Set all the entries down once more, with nothing altered.
Given information START
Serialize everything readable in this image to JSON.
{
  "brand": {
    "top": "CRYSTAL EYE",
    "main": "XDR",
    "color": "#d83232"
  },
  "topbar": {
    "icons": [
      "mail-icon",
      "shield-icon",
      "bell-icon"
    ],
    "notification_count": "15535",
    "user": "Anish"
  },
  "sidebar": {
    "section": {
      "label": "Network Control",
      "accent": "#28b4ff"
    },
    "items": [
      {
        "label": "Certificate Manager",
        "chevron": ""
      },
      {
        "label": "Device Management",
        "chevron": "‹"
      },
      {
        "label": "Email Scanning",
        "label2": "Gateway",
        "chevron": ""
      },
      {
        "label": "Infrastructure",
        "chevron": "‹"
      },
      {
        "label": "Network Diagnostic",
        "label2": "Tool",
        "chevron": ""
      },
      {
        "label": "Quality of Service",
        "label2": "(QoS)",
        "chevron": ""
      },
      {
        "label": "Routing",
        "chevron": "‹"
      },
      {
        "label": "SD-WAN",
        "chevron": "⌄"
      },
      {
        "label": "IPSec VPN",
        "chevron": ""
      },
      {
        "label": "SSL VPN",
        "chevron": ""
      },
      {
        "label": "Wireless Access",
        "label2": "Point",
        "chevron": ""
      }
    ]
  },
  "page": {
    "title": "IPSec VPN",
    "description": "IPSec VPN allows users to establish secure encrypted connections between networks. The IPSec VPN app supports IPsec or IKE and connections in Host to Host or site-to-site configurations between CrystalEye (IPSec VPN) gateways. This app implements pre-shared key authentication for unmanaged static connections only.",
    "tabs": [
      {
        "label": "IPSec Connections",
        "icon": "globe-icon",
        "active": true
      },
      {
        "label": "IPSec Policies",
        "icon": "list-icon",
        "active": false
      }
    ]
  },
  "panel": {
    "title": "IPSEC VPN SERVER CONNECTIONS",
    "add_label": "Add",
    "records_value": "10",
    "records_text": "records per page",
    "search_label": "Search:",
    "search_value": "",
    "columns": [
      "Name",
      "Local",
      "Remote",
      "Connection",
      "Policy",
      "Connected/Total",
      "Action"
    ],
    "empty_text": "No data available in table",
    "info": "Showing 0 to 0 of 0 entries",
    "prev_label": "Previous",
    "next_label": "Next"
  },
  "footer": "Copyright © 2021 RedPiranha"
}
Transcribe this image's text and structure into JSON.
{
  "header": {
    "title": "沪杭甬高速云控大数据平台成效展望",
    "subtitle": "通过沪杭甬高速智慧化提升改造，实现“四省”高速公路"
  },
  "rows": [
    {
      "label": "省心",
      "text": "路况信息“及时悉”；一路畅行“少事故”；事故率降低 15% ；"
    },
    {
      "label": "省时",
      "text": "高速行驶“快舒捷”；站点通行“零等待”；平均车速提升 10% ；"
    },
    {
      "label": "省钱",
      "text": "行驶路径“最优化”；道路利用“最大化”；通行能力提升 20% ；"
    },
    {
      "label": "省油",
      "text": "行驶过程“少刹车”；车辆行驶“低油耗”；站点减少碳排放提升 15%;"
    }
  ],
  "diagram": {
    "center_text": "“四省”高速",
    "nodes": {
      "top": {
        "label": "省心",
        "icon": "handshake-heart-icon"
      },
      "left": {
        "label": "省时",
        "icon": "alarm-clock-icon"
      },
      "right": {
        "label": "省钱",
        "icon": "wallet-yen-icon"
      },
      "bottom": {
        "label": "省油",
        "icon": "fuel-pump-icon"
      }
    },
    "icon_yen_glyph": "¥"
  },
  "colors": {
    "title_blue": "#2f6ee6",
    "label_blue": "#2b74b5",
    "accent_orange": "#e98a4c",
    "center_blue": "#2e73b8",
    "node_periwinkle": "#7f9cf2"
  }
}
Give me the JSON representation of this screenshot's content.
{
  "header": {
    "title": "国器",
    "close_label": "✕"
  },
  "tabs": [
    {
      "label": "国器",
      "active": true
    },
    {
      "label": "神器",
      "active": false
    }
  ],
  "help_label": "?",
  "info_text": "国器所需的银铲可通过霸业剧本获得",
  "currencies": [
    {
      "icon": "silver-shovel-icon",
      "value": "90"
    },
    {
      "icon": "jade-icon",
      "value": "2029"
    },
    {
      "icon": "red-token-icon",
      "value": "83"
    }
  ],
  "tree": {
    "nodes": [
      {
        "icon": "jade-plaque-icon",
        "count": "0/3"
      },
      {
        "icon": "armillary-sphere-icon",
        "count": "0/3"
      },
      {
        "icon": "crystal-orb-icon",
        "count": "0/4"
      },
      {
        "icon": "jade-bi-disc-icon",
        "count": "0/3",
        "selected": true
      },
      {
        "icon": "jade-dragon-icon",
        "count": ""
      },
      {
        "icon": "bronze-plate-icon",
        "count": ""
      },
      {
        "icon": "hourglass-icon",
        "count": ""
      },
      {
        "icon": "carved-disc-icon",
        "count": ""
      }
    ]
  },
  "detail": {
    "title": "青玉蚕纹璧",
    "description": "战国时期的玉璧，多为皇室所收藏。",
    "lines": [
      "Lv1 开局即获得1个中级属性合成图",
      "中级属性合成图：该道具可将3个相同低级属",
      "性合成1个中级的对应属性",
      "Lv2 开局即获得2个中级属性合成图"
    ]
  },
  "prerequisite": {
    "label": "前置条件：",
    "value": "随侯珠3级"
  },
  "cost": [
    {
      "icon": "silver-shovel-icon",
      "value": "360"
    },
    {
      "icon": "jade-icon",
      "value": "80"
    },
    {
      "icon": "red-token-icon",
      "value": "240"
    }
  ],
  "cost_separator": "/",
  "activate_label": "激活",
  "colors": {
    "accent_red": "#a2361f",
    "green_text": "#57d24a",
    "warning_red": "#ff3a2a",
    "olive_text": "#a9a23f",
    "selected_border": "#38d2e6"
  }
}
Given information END
### Exercise solution
Serialize everything readable in this image to JSON.
{
  "brand": {
    "top": "CRYSTAL EYE",
    "main": "XDR",
    "color": "#d83232"
  },
  "topbar": {
    "icons": [
      "mail-icon",
      "shield-icon",
      "bell-icon"
    ],
    "notification_count": "15535",
    "user": "Anish"
  },
  "sidebar": {
    "section": {
      "label": "Network Control",
      "accent": "#28b4ff"
    },
    "items": [
      {
        "label": "Certificate Manager",
        "chevron": ""
      },
      {
        "label": "Device Management",
        "chevron": "‹"
      },
      {
        "label": "Email Scanning",
        "label2": "Gateway",
        "chevron": ""
      },
      {
        "label": "Infrastructure",
        "chevron": "‹"
      },
      {
        "label": "Network Diagnostic",
        "label2": "Tool",
        "chevron": ""
      },
      {
        "label": "Quality of Service",
        "label2": "(QoS)",
        "chevron": ""
      },
      {
        "label": "Routing",
        "chevron": "‹"
      },
      {
        "label": "SD-WAN",
        "chevron": "⌄"
      },
      {
        "label": "IPSec VPN",
        "chevron": ""
      },
      {
        "label": "SSL VPN",
        "chevron": ""
      },
      {
        "label": "Wireless Access",
        "label2": "Point",
        "chevron": ""
      }
    ]
  },
  "page": {
    "title": "IPSec VPN",
    "description": "IPSec VPN allows users to establish secure encrypted connections between networks. The IPSec VPN app supports IPsec or IKE and connections in Host to Host or site-to-site configurations between CrystalEye (IPSec VPN) gateways. This app implements pre-shared key authentication for unmanaged static connections only.",
    "tabs": [
      {
        "label": "IPSec Connections",
        "icon": "globe-icon",
        "active": true
      },
      {
        "label": "IPSec Policies",
        "icon": "list-icon",
        "active": false
      }
    ]
  },
  "panel": {
    "title": "IPSEC VPN SERVER CONNECTIONS",
    "add_label": "Add",
    "records_value": "10",
    "records_text": "records per page",
    "search_label": "Search:",
    "search_value": "",
    "columns": [
      "Name",
      "Local",
      "Remote",
      "Connection",
      "Policy",
      "Connected/Total",
      "Action"
    ],
    "empty_text": "No data available in table",
    "info": "Showing 0 to 0 of 0 entries",
    "prev_label": "Previous",
    "next_label": "Next"
  },
  "footer": "Copyright © 2021 RedPiranha"
}
Transcribe this image's text and structure into JSON.
{
  "header": {
    "title": "沪杭甬高速云控大数据平台成效展望",
    "subtitle": "通过沪杭甬高速智慧化提升改造，实现“四省”高速公路"
  },
  "rows": [
    {
      "label": "省心",
      "text": "路况信息“及时悉”；一路畅行“少事故”；事故率降低 15% ；"
    },
    {
      "label": "省时",
      "text": "高速行驶“快舒捷”；站点通行“零等待”；平均车速提升 10% ；"
    },
    {
      "label": "省钱",
      "text": "行驶路径“最优化”；道路利用“最大化”；通行能力提升 20% ；"
    },
    {
      "label": "省油",
      "text": "行驶过程“少刹车”；车辆行驶“低油耗”；站点减少碳排放提升 15%;"
    }
  ],
  "diagram": {
    "center_text": "“四省”高速",
    "nodes": {
      "top": {
        "label": "省心",
        "icon": "handshake-heart-icon"
      },
      "left": {
        "label": "省时",
        "icon": "alarm-clock-icon"
      },
      "right": {
        "label": "省钱",
        "icon": "wallet-yen-icon"
      },
      "bottom": {
        "label": "省油",
        "icon": "fuel-pump-icon"
      }
    },
    "icon_yen_glyph": "¥"
  },
  "colors": {
    "title_blue": "#2f6ee6",
    "label_blue": "#2b74b5",
    "accent_orange": "#e98a4c",
    "center_blue": "#2e73b8",
    "node_periwinkle": "#7f9cf2"
  }
}
Give me the JSON representation of this screenshot's content.
{
  "header": {
    "title": "国器",
    "close_label": "✕"
  },
  "tabs": [
    {
      "label": "国器",
      "active": true
    },
    {
      "label": "神器",
      "active": false
    }
  ],
  "help_label": "?",
  "info_text": "国器所需的银铲可通过霸业剧本获得",
  "currencies": [
    {
      "icon": "silver-shovel-icon",
      "value": "90"
    },
    {
      "icon": "jade-icon",
      "value": "2029"
    },
    {
      "icon": "red-token-icon",
      "value": "83"
    }
  ],
  "tree": {
    "nodes": [
      {
        "icon": "jade-plaque-icon",
        "count": "0/3"
      },
      {
        "icon": "armillary-sphere-icon",
        "count": "0/3"
      },
      {
        "icon": "crystal-orb-icon",
        "count": "0/4"
      },
      {
        "icon": "jade-bi-disc-icon",
        "count": "0/3",
        "selected": true
      },
      {
        "icon": "jade-dragon-icon",
        "count": ""
      },
      {
        "icon": "bronze-plate-icon",
        "count": ""
      },
      {
        "icon": "hourglass-icon",
        "count": ""
      },
      {
        "icon": "carved-disc-icon",
        "count": ""
      }
    ]
  },
  "detail": {
    "title": "青玉蚕纹璧",
    "description": "战国时期的玉璧，多为皇室所收藏。",
    "lines": [
      "Lv1 开局即获得1个中级属性合成图",
      "中级属性合成图：该道具可将3个相同低级属",
      "性合成1个中级的对应属性",
      "Lv2 开局即获得2个中级属性合成图"
    ]
  },
  "prerequisite": {
    "label": "前置条件：",
    "value": "随侯珠3级"
  },
  "cost": [
    {
      "icon": "silver-shovel-icon",
      "value": "360"
    },
    {
      "icon": "jade-icon",
      "value": "80"
    },
    {
      "icon": "red-token-icon",
      "value": "240"
    }
  ],
  "cost_separator": "/",
  "activate_label": "激活",
  "colors": {
    "accent_red": "#a2361f",
    "green_text": "#57d24a",
    "warning_red": "#ff3a2a",
    "olive_text": "#a9a23f",
    "selected_border": "#38d2e6"
  }
}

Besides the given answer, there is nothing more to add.